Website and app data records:
————————

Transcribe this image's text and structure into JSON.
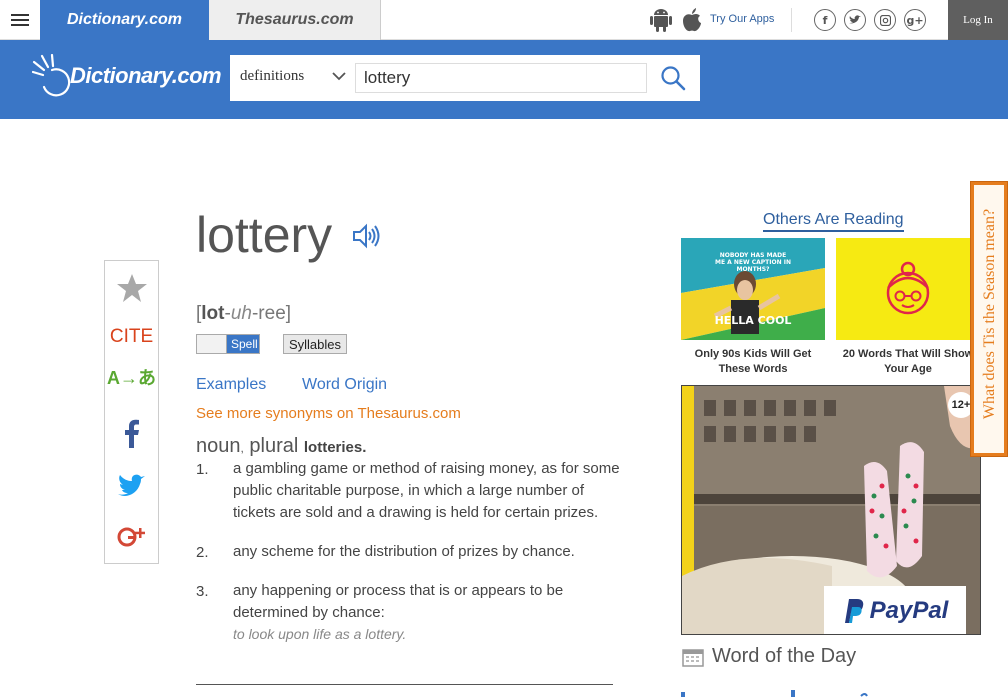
{
  "topbar": {
    "dictionary_tab": "Dictionary.com",
    "thesaurus_tab": "Thesaurus.com",
    "try_apps": "Try Our Apps",
    "login": "Log In",
    "social_icons": [
      "facebook-icon",
      "twitter-icon",
      "instagram-icon",
      "google-plus-icon"
    ]
  },
  "header": {
    "logo_text": "Dictionary.com",
    "search_mode": "definitions",
    "search_value": "lottery"
  },
  "rail": {
    "cite": "CITE",
    "translate": "A→あ"
  },
  "entry": {
    "headword": "lottery",
    "pron_stressed": "lot",
    "pron_dash1": "-",
    "pron_unstressed": "uh",
    "pron_dash2": "-",
    "pron_end": "ree",
    "spell_label": "Spell",
    "syllables_label": "Syllables",
    "tab_examples": "Examples",
    "tab_word_origin": "Word Origin",
    "synonyms_link": "See more synonyms on Thesaurus.com",
    "pos": "noun",
    "comma": ",",
    "plural_word": "plural",
    "plural_form": "lotteries.",
    "definitions": [
      {
        "num": "1.",
        "text": "a gambling game or method of raising money, as for some public charitable purpose, in which a large number of tickets are sold and a drawing is held for certain prizes."
      },
      {
        "num": "2.",
        "text": "any scheme for the distribution of prizes by chance."
      },
      {
        "num": "3.",
        "text": "any happening or process that is or appears to be determined by chance:",
        "example": "to look upon life as a lottery."
      }
    ]
  },
  "sidebar": {
    "others_title": "Others Are Reading",
    "thumb1_caption": "Only 90s Kids Will Get These Words",
    "thumb1_meme_top": "NOBODY HAS MADE ME A NEW CAPTION IN MONTHS?",
    "thumb1_meme_bottom": "HELLA COOL",
    "thumb2_caption": "20 Words That Will Show Your Age",
    "ad_brand": "PayPal",
    "ad_rating": "12+",
    "wotd_label": "Word of the Day"
  },
  "side_tab": {
    "label": "What does Tis the Season mean?"
  },
  "colors": {
    "brand_blue": "#3a76c6",
    "accent_orange": "#e57d1e",
    "cite_red": "#d9431c"
  }
}
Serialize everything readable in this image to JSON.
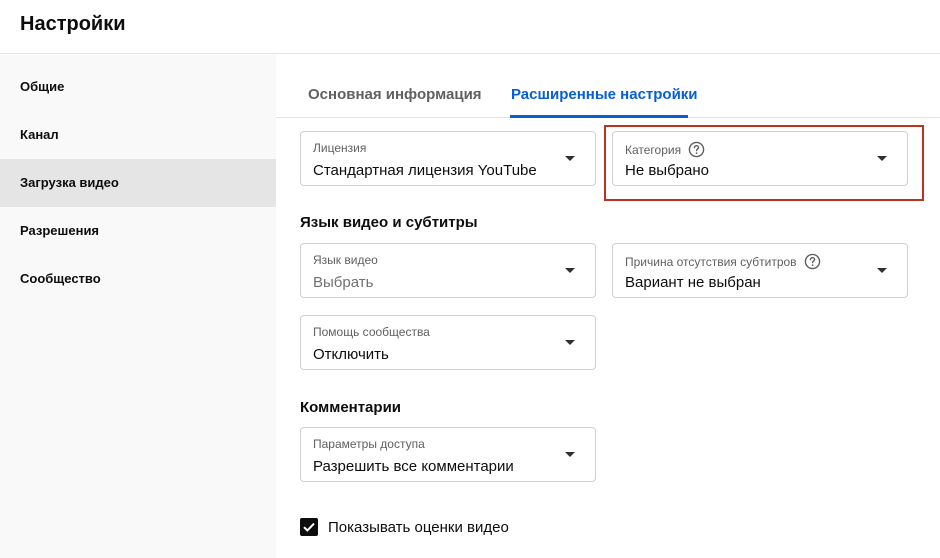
{
  "header": {
    "title": "Настройки"
  },
  "sidebar": {
    "items": [
      {
        "label": "Общие"
      },
      {
        "label": "Канал"
      },
      {
        "label": "Загрузка видео",
        "active": true
      },
      {
        "label": "Разрешения"
      },
      {
        "label": "Сообщество"
      }
    ]
  },
  "tabs": [
    {
      "label": "Основная информация"
    },
    {
      "label": "Расширенные настройки",
      "active": true
    }
  ],
  "fields": {
    "license": {
      "label": "Лицензия",
      "value": "Стандартная лицензия YouTube"
    },
    "category": {
      "label": "Категория",
      "value": "Не выбрано",
      "icon": "help-icon"
    },
    "video_language": {
      "label": "Язык видео",
      "value": "Выбрать"
    },
    "no_captions_reason": {
      "label": "Причина отсутствия субтитров",
      "value": "Вариант не выбран",
      "icon": "help-icon"
    },
    "community_help": {
      "label": "Помощь сообщества",
      "value": "Отключить"
    },
    "comment_access": {
      "label": "Параметры доступа",
      "value": "Разрешить все комментарии"
    }
  },
  "sections": {
    "language_captions": "Язык видео и субтитры",
    "comments": "Комментарии"
  },
  "checkbox": {
    "label": "Показывать оценки видео",
    "checked": true
  },
  "colors": {
    "accent": "#065fd4",
    "highlight": "#c0311f",
    "sidebar_active": "#e5e5e5"
  }
}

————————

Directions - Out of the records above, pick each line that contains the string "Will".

Answer to the exercise -
    "thumb1_caption": "Only 90s Kids Will Get These Words",
    "thumb2_caption": "20 Words That Will Show Your Age",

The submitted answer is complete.